### Records for this task
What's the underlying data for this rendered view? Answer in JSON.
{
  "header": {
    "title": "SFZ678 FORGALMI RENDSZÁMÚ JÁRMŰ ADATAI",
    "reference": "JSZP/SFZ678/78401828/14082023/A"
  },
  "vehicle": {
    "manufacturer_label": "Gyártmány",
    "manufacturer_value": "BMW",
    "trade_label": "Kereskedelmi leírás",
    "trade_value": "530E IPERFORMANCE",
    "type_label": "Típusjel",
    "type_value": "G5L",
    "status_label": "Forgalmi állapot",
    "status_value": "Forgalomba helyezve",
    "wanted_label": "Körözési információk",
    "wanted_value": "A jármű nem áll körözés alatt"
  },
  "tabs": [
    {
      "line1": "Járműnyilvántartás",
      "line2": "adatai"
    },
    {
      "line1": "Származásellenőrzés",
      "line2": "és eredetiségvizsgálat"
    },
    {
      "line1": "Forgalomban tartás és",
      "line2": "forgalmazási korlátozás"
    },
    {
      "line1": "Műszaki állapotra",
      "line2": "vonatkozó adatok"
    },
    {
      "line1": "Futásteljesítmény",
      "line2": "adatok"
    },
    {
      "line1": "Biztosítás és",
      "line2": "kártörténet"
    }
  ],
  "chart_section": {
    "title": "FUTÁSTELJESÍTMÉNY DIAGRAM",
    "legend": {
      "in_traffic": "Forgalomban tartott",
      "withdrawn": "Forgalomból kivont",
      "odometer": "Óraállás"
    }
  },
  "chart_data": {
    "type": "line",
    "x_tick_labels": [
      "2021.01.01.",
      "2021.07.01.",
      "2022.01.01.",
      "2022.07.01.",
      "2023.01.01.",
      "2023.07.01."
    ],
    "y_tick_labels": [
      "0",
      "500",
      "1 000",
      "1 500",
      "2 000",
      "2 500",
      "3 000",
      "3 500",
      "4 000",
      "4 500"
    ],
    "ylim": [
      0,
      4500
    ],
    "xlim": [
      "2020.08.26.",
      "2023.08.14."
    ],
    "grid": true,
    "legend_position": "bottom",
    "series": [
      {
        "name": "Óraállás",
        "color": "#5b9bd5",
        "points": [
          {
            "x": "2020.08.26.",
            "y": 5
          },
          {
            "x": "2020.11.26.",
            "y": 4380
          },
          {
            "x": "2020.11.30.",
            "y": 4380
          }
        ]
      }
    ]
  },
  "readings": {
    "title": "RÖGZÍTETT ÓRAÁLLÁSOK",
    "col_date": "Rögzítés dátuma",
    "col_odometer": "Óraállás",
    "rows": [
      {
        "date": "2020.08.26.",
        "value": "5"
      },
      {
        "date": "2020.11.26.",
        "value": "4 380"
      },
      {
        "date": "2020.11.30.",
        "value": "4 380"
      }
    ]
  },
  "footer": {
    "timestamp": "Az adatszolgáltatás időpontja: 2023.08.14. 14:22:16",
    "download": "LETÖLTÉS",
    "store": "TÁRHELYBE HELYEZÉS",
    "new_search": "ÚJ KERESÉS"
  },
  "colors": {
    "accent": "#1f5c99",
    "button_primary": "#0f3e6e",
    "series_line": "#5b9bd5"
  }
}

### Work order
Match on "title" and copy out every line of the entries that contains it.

### Result
    "title": "SFZ678 FORGALMI RENDSZÁMÚ JÁRMŰ ADATAI",
    "title": "FUTÁSTELJESÍTMÉNY DIAGRAM",
    "title": "RÖGZÍTETT ÓRAÁLLÁSOK",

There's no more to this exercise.